Irina, however, very much in her element and flirting with Boris, mocks her son’s play and talks during the performance. Sorin is not the only one who feels Irina is too hard on her son; Masha (Elisabeth Moss), the alcoholic and snuff sniffing daughter of Sorin’s estate manager (Glenn Fleshler) and his wife Polina (Mare Winningham) is madly in love with Konstantin.
Konstantin has as little interest in Masha as she does for the desperate school teacher Medvedenko (Michael Zegen) who bores everyone with his complaints of his poverty and his self-pity. It is just a shame that Mayer allows Moss to overdo it, turning Masha into a farcical, comic character.

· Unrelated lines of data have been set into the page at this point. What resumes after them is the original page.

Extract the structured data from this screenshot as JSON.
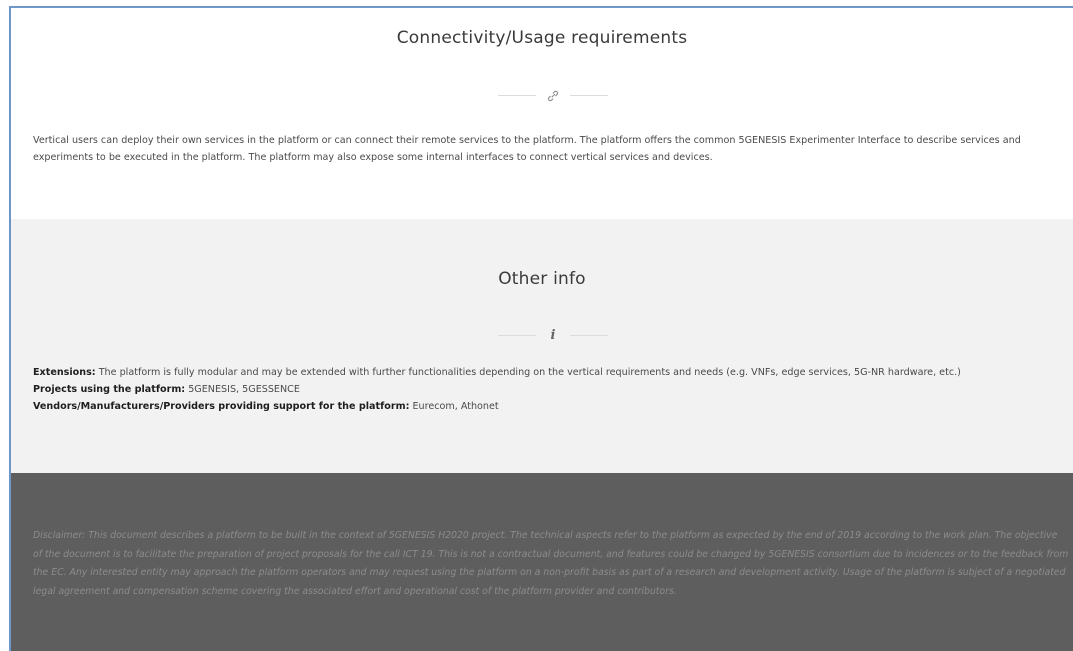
{
  "connectivity": {
    "title": "Connectivity/Usage requirements",
    "divider_icon": "link-icon",
    "text": "Vertical users can deploy their own services in the platform or can connect their remote services to the platform. The platform offers the common 5GENESIS Experimenter Interface to describe services and experiments to be executed in the platform. The platform may also expose some internal interfaces to connect vertical services and devices."
  },
  "other_info": {
    "title": "Other info",
    "divider_icon": "info-icon",
    "items": [
      {
        "label": "Extensions:",
        "value": " The platform is fully modular and may be extended with further functionalities depending on the vertical requirements and needs (e.g. VNFs, edge services, 5G-NR hardware, etc.)"
      },
      {
        "label": "Projects using the platform:",
        "value": " 5GENESIS, 5GESSENCE"
      },
      {
        "label": "Vendors/Manufacturers/Providers providing support for the platform:",
        "value": " Eurecom, Athonet"
      }
    ]
  },
  "footer": {
    "disclaimer": "Disclaimer: This document describes a platform to be built in the context of 5GENESIS H2020 project. The technical aspects refer to the platform as expected by the end of 2019 according to the work plan. The objective of the document is to facilitate the preparation of project proposals for the call ICT 19. This is not a contractual document, and features could be changed by 5GENESIS consortium due to incidences or to the feedback from the EC. Any interested entity may approach the platform operators and may request using the platform on a non-profit basis as part of a research and development activity. Usage of the platform is subject of a negotiated legal agreement and compensation scheme covering the associated effort and operational cost of the platform provider and contributors."
  },
  "colors": {
    "frame_border": "#6d97c6",
    "grey_section": "#f2f2f2",
    "footer_bg": "#5e5e5e"
  }
}
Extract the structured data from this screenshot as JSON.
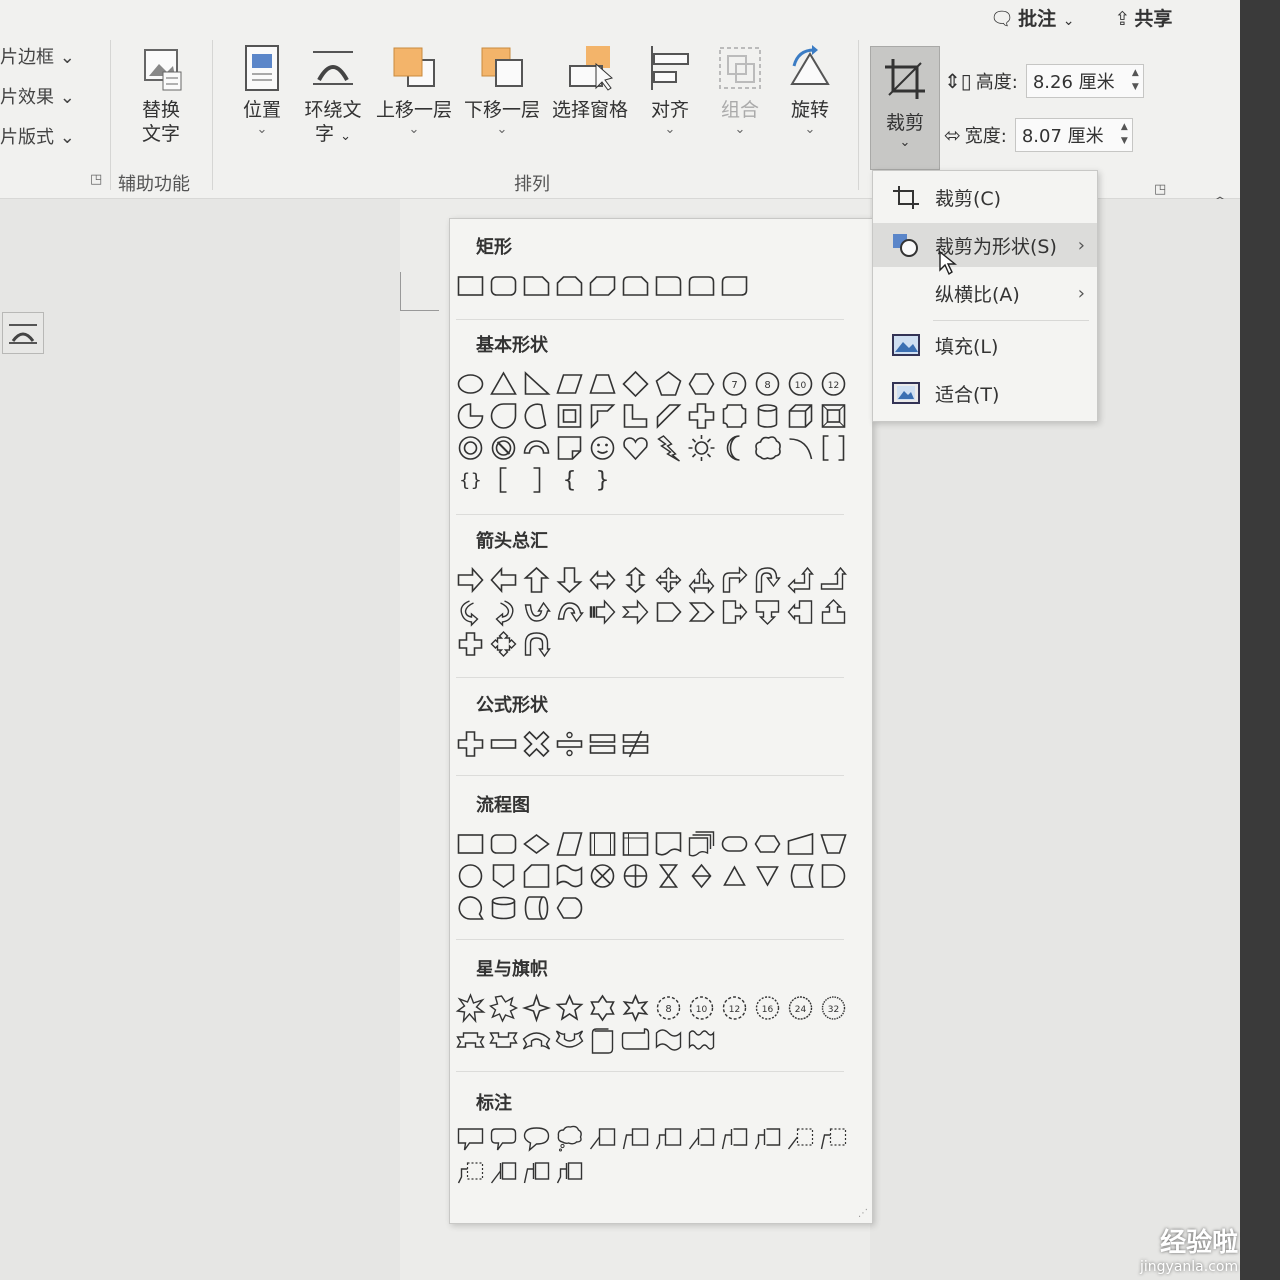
{
  "ribbon": {
    "top_actions": {
      "comment": "批注",
      "share": "共享"
    },
    "picture_menu": [
      "片边框",
      "片效果",
      "片版式"
    ],
    "alt_text": {
      "line1": "替换",
      "line2": "文字"
    },
    "group_accessibility": "辅助功能",
    "group_arrange": "排列",
    "tools": {
      "position": "位置",
      "wrap_line1": "环绕文",
      "wrap_line2": "字",
      "bring_forward": "上移一层",
      "send_backward": "下移一层",
      "selection_pane": "选择窗格",
      "align": "对齐",
      "group": "组合",
      "rotate": "旋转",
      "crop": "裁剪"
    },
    "size": {
      "height_label": "高度:",
      "height_value": "8.26 厘米",
      "width_label": "宽度:",
      "width_value": "8.07 厘米"
    }
  },
  "context_menu": {
    "items": [
      "裁剪(C)",
      "裁剪为形状(S)",
      "纵横比(A)",
      "填充(L)",
      "适合(T)"
    ]
  },
  "shape_panel": {
    "sections": [
      "矩形",
      "基本形状",
      "箭头总汇",
      "公式形状",
      "流程图",
      "星与旗帜",
      "标注"
    ]
  },
  "watermark": {
    "text": "经验啦",
    "url": "jingyanla.com"
  }
}
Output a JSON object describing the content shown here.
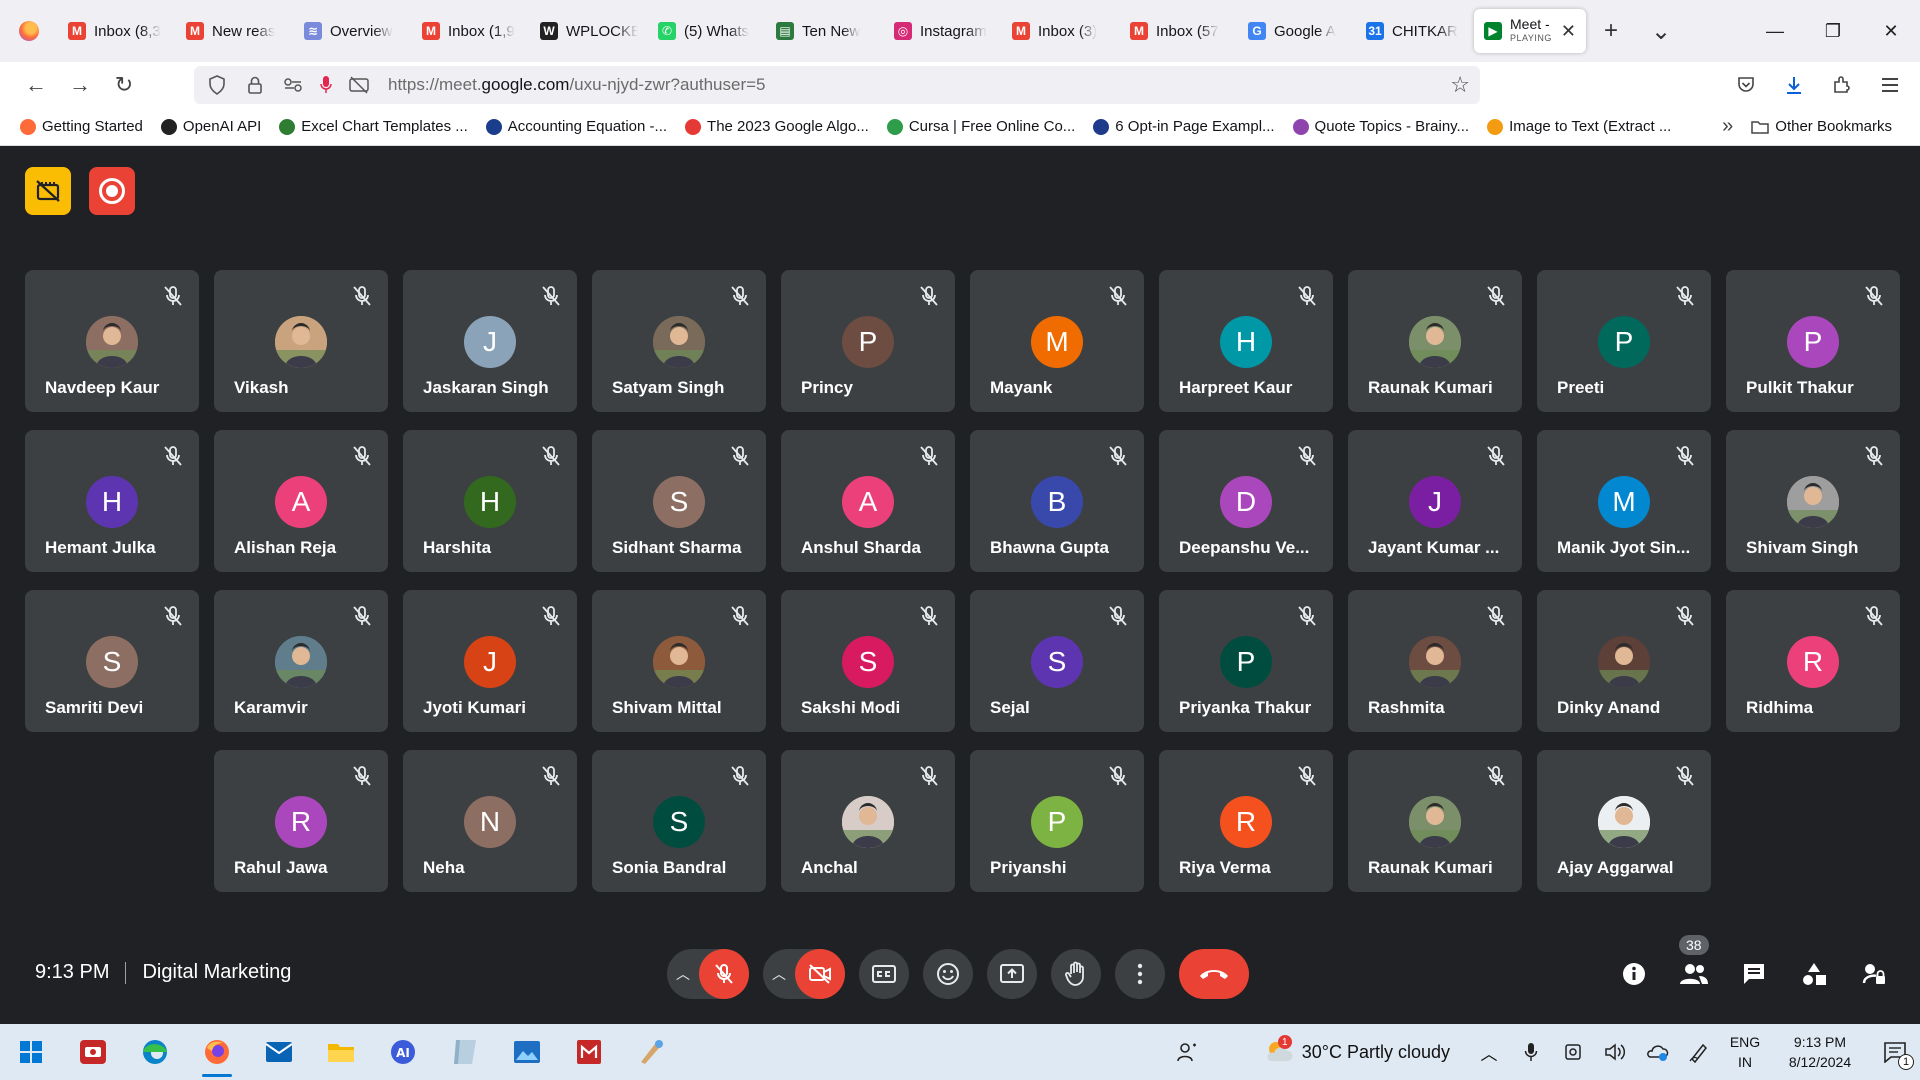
{
  "browser": {
    "tabs": [
      {
        "label": "Inbox (8,3",
        "icon": "gmail-icon"
      },
      {
        "label": "New reas",
        "icon": "gmail-icon"
      },
      {
        "label": "Overview",
        "icon": "overview-icon"
      },
      {
        "label": "Inbox (1,9",
        "icon": "gmail-icon"
      },
      {
        "label": "WPLOCKE",
        "icon": "wplocker-icon"
      },
      {
        "label": "(5) Whats",
        "icon": "whatsapp-icon"
      },
      {
        "label": "Ten New",
        "icon": "article-icon"
      },
      {
        "label": "Instagram",
        "icon": "instagram-icon"
      },
      {
        "label": "Inbox (3)",
        "icon": "gmail-icon"
      },
      {
        "label": "Inbox (57",
        "icon": "gmail-icon"
      },
      {
        "label": "Google A",
        "icon": "google-icon"
      },
      {
        "label": "CHITKAR",
        "icon": "calendar-icon"
      }
    ],
    "active_tab": {
      "label": "Meet -",
      "sub": "PLAYING",
      "icon": "meet-icon"
    },
    "url_prefix": "https://meet.",
    "url_domain": "google.com",
    "url_suffix": "/uxu-njyd-zwr?authuser=5",
    "bookmarks": [
      {
        "label": "Getting Started",
        "color": "#ff6b38"
      },
      {
        "label": "OpenAI API",
        "color": "#222222"
      },
      {
        "label": "Excel Chart Templates ...",
        "color": "#2e7d32"
      },
      {
        "label": "Accounting Equation -...",
        "color": "#1a3e8c"
      },
      {
        "label": "The 2023 Google Algo...",
        "color": "#e53935"
      },
      {
        "label": "Cursa | Free Online Co...",
        "color": "#2e9d4a"
      },
      {
        "label": "6 Opt-in Page Exampl...",
        "color": "#1e3a8a"
      },
      {
        "label": "Quote Topics - Brainy...",
        "color": "#8e44ad"
      },
      {
        "label": "Image to Text (Extract ...",
        "color": "#f39c12"
      }
    ],
    "other_bookmarks": "Other Bookmarks"
  },
  "meet": {
    "time": "9:13 PM",
    "meeting_name": "Digital Marketing",
    "participant_count": "38",
    "participants": [
      {
        "name": "Navdeep Kaur",
        "initial": "",
        "color": "#8d6e63",
        "photo": true
      },
      {
        "name": "Vikash",
        "initial": "",
        "color": "#c9a27e",
        "photo": true
      },
      {
        "name": "Jaskaran Singh",
        "initial": "J",
        "color": "#8ba3b8",
        "photo": false
      },
      {
        "name": "Satyam Singh",
        "initial": "",
        "color": "#7a6a5a",
        "photo": true
      },
      {
        "name": "Princy",
        "initial": "P",
        "color": "#6d4c41",
        "photo": false
      },
      {
        "name": "Mayank",
        "initial": "M",
        "color": "#f06c00",
        "photo": false
      },
      {
        "name": "Harpreet Kaur",
        "initial": "H",
        "color": "#0097a7",
        "photo": false
      },
      {
        "name": "Raunak Kumari",
        "initial": "",
        "color": "#7c8f6b",
        "photo": true
      },
      {
        "name": "Preeti",
        "initial": "P",
        "color": "#00695c",
        "photo": false
      },
      {
        "name": "Pulkit Thakur",
        "initial": "P",
        "color": "#ab47bc",
        "photo": false
      },
      {
        "name": "Hemant Julka",
        "initial": "H",
        "color": "#5e35b1",
        "photo": false
      },
      {
        "name": "Alishan Reja",
        "initial": "A",
        "color": "#ec407a",
        "photo": false
      },
      {
        "name": "Harshita",
        "initial": "H",
        "color": "#33691e",
        "photo": false
      },
      {
        "name": "Sidhant Sharma",
        "initial": "S",
        "color": "#8d6e63",
        "photo": false
      },
      {
        "name": "Anshul Sharda",
        "initial": "A",
        "color": "#ec407a",
        "photo": false
      },
      {
        "name": "Bhawna Gupta",
        "initial": "B",
        "color": "#3949ab",
        "photo": false
      },
      {
        "name": "Deepanshu Ve...",
        "initial": "D",
        "color": "#ab47bc",
        "photo": false
      },
      {
        "name": "Jayant Kumar ...",
        "initial": "J",
        "color": "#7b1fa2",
        "photo": false
      },
      {
        "name": "Manik Jyot Sin...",
        "initial": "M",
        "color": "#0288d1",
        "photo": false
      },
      {
        "name": "Shivam Singh",
        "initial": "",
        "color": "#9e9e9e",
        "photo": true
      },
      {
        "name": "Samriti Devi",
        "initial": "S",
        "color": "#8d6e63",
        "photo": false
      },
      {
        "name": "Karamvir",
        "initial": "",
        "color": "#607d8b",
        "photo": true
      },
      {
        "name": "Jyoti Kumari",
        "initial": "J",
        "color": "#d84315",
        "photo": false
      },
      {
        "name": "Shivam Mittal",
        "initial": "",
        "color": "#8d5a3b",
        "photo": true
      },
      {
        "name": "Sakshi Modi",
        "initial": "S",
        "color": "#d81b60",
        "photo": false
      },
      {
        "name": "Sejal",
        "initial": "S",
        "color": "#5e35b1",
        "photo": false
      },
      {
        "name": "Priyanka Thakur",
        "initial": "P",
        "color": "#004d40",
        "photo": false
      },
      {
        "name": "Rashmita",
        "initial": "",
        "color": "#6d4c41",
        "photo": true
      },
      {
        "name": "Dinky Anand",
        "initial": "",
        "color": "#5d4037",
        "photo": true
      },
      {
        "name": "Ridhima",
        "initial": "R",
        "color": "#ec407a",
        "photo": false
      },
      {
        "name": "Rahul Jawa",
        "initial": "R",
        "color": "#ab47bc",
        "photo": false
      },
      {
        "name": "Neha",
        "initial": "N",
        "color": "#8d6e63",
        "photo": false
      },
      {
        "name": "Sonia Bandral",
        "initial": "S",
        "color": "#004d40",
        "photo": false
      },
      {
        "name": "Anchal",
        "initial": "",
        "color": "#d7ccc8",
        "photo": true
      },
      {
        "name": "Priyanshi",
        "initial": "P",
        "color": "#7cb342",
        "photo": false
      },
      {
        "name": "Riya Verma",
        "initial": "R",
        "color": "#f4511e",
        "photo": false
      },
      {
        "name": "Raunak Kumari",
        "initial": "",
        "color": "#7c8f6b",
        "photo": true
      },
      {
        "name": "Ajay Aggarwal",
        "initial": "",
        "color": "#eceff1",
        "photo": true
      }
    ]
  },
  "taskbar": {
    "weather": "30°C  Partly cloudy",
    "weather_alert": "1",
    "lang_top": "ENG",
    "lang_bottom": "IN",
    "time": "9:13 PM",
    "date": "8/12/2024",
    "notifications": "1"
  }
}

Even Polina loves in vain: locked in a loveless marriage, she adores Dr Dorn (Jon Tenney), a kindly voice of reason and objectivity. They have enjoyed a sexual relationship, but he is less enthusiastic about continuing it. Polina’s cruel husband flatters Irina and seems to bask in the glamour of the lady of the house, but he makes it clear that he will not take orders when it comes to the estate he manages.
The play-within-a play gives Ronan a chance to parody bad acting, something only good actresses should attempt. Ronan is very much the British actress of the year after she was nominated for an Academy Award for her leading role in Lady Bird but here she has an almost impossible task. She has to convince us that she has what it takes to seduce Boris, while at the same time, play a guileless, ambitious young woman that does not have what it takes to succeed in the cut-throat world that Irina has conquered – at a cost. Her school-girl crush on Boris eclipses her consideration of Konstantin or his mother.
Bening is made for the role of Irina, and whether she is the confident prima donna, the misguided mother, the enticing lover or the wronged older woman, she convinces us that she is all of these personas in one.
While the play examines the relationship that each artist (Irina, Konstantin, Boris and Nina) has with his or her respective craft, Mayer’s production focuses on Nina’s arc. At the beginning she tells Konstantin that her parents are against acting, and their concerns are justified. We never know the exact cause of Nina’s breakdown, but her realisation, or acceptance, that endurance and fortitude are more honourable than success in the eyes of society comes too late to save Konstantin.
Unlike Nina, Konstantin becomes so obsessed with perfection – and so covetous of the success of others – that he is unable to function. Boris is never fully satisfied – with his stories or his mistresses and is always eager to start anew. All of the artists seek the approval of others but are less able to rise above their need than Nina.
The film is a faithful, if necessarily truncated, adaptation by scriptwriter Stephen Karam, but it never gets under your skin or really captures the essence of Chekhov’s vision. For the originality of Chekhov’s play was itself met with harsh criticism, much as Konstantin’s was, for its naturalistic depiction of real characters in all walks of life. The problem is not Mayer’s theatrical take on the play, but, on the contrary, his attempt to remind us that we are watching a film with his use of a fussy, hand-held camera dashing about the sets and among the characters.
If Mayer and Karam wanted to distinguish their film from the countless productions of the play – from the first production in October 1896, to last year’s Chichester Theatre Festival revival that transferred to the National Theatre – he could have, for starters, changed the period from 1904 to either the theatre world or even Hollywood in a more modern time. And he could have changed the setting from the lakeside farm outside of Moscow. Since most of the film was shot in New York and Sorin’s estate on a rocky hilltop hardly looks like a Russian agricultural domain, it would have been easy enough to do.
You can watch the film trailer here: